Dataset rows describing interfaces –
------------------------------------------------
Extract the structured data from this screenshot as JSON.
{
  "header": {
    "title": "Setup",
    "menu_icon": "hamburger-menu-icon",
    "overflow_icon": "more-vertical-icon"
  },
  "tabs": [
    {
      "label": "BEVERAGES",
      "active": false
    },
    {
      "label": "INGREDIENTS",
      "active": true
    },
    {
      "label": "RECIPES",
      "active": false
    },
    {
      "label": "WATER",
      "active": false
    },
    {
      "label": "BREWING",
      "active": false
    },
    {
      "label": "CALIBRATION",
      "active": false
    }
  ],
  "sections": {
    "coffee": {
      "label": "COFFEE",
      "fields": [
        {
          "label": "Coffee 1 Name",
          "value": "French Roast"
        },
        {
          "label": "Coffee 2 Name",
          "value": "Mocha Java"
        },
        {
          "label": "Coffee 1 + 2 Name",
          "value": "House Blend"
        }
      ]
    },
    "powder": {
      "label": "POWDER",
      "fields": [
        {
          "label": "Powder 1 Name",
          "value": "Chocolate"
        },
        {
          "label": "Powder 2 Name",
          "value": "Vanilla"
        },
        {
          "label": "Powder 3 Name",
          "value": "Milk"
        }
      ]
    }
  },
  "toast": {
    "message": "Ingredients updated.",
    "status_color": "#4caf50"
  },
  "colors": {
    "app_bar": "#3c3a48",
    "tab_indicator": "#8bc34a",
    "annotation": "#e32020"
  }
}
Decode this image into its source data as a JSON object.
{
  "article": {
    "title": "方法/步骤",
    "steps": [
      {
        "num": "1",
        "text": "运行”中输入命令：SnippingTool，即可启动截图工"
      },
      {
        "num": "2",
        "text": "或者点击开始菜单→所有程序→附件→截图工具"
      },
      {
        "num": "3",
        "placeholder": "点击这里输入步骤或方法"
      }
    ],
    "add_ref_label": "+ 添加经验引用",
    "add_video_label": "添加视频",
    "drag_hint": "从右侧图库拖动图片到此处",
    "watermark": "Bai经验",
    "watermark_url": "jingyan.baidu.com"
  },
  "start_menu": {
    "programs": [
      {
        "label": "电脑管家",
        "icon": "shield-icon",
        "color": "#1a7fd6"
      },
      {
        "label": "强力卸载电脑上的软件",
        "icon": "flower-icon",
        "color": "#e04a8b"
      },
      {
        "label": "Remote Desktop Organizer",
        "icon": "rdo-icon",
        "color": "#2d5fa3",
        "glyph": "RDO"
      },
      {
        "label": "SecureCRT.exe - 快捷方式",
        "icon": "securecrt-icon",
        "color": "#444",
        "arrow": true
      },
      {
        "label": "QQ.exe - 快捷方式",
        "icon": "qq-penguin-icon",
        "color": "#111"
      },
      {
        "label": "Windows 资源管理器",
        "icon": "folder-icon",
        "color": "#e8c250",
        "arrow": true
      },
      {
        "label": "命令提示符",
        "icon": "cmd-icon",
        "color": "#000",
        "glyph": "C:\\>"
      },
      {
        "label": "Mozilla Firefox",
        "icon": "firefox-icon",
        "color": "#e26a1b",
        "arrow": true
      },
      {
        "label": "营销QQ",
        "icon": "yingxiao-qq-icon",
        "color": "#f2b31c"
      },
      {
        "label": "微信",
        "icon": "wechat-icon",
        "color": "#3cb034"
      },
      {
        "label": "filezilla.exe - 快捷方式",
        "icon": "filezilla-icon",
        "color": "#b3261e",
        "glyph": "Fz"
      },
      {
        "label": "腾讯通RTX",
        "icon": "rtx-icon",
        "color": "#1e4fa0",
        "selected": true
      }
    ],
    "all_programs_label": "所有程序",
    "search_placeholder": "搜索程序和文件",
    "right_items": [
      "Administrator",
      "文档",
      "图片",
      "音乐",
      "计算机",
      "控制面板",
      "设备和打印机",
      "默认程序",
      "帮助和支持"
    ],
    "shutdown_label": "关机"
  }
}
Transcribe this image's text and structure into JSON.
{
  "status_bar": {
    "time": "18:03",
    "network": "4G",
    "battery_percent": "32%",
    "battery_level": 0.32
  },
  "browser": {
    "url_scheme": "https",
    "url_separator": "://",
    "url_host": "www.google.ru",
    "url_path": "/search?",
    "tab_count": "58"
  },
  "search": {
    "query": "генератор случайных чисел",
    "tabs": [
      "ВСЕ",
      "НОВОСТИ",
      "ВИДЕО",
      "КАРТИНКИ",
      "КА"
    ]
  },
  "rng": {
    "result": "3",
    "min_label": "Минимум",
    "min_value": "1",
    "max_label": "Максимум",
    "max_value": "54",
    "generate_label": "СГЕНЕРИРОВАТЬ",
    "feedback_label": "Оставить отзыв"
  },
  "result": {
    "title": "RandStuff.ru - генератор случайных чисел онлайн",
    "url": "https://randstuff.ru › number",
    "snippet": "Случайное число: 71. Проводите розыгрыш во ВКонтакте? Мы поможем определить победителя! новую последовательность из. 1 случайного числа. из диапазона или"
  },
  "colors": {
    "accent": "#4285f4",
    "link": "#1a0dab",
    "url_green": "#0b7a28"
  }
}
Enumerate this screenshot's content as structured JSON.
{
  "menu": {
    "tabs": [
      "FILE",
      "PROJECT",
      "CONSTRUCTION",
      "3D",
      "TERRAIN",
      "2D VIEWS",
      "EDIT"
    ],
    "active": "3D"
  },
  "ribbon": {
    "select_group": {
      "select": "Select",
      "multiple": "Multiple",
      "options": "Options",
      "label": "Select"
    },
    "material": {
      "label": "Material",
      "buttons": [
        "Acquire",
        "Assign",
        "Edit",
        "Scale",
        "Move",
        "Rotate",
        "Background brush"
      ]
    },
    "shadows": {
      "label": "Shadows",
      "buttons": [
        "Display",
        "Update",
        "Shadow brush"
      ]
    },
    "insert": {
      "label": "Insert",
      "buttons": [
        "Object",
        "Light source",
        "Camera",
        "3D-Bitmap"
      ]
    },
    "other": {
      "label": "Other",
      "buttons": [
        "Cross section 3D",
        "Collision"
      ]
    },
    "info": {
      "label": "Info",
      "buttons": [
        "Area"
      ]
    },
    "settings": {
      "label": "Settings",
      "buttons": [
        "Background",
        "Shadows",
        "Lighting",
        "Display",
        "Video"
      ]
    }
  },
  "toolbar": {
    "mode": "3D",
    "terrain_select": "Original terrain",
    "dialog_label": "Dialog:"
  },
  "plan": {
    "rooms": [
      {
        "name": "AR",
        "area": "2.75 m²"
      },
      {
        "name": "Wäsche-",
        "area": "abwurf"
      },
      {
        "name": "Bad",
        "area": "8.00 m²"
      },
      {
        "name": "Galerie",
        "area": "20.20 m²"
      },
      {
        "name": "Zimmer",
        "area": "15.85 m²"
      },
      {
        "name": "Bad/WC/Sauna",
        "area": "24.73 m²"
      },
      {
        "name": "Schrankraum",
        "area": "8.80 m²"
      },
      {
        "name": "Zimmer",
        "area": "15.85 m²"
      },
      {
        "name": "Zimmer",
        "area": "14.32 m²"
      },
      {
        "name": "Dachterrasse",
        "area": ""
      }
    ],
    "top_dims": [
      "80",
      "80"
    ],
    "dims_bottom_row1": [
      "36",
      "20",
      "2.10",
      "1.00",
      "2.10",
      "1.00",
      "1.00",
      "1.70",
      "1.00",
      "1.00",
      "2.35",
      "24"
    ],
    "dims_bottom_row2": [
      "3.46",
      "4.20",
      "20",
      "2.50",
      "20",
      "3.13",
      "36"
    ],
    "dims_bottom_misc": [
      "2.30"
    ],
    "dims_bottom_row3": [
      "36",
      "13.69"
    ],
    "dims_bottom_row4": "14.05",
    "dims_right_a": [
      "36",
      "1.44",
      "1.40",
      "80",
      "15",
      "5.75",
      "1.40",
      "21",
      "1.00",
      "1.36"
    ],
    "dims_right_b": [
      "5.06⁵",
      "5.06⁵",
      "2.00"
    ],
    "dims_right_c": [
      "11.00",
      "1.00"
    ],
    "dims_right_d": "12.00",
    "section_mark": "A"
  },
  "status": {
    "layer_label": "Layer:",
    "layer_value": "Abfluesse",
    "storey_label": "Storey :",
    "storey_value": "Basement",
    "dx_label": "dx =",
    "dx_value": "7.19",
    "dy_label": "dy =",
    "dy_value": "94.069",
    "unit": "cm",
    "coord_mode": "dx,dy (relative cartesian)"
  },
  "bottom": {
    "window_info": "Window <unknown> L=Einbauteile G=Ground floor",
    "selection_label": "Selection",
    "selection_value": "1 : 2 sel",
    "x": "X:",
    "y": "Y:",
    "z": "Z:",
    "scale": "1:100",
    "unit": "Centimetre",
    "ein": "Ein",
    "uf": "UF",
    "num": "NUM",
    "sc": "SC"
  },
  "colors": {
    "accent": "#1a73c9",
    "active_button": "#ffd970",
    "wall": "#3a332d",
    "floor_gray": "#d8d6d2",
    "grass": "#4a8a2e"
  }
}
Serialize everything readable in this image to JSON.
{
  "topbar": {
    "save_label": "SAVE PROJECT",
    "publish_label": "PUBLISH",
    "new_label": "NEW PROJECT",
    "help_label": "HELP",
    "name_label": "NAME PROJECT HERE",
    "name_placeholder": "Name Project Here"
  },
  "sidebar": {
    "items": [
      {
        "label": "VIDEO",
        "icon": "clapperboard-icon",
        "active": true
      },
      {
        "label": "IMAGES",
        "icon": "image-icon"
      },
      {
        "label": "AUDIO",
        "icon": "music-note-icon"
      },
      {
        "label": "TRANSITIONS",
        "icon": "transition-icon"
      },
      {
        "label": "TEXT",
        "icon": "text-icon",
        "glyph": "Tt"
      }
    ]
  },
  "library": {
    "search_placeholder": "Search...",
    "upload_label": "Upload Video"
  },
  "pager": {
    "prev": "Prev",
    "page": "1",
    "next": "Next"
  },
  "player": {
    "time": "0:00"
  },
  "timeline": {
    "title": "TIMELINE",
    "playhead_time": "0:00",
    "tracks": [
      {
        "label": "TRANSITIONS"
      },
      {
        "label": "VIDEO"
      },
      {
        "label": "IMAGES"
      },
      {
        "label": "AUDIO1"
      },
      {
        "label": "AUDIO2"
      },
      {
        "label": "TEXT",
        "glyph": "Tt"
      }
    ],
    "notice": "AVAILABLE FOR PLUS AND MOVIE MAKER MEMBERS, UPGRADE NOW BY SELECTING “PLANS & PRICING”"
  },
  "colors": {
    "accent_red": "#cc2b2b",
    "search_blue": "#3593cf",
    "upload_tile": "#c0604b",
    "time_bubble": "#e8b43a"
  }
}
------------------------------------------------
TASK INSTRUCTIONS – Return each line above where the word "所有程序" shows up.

TASK OUTPUT –
        "text": "或者点击开始菜单→所有程序→附件→截图工具"
    "all_programs_label": "所有程序",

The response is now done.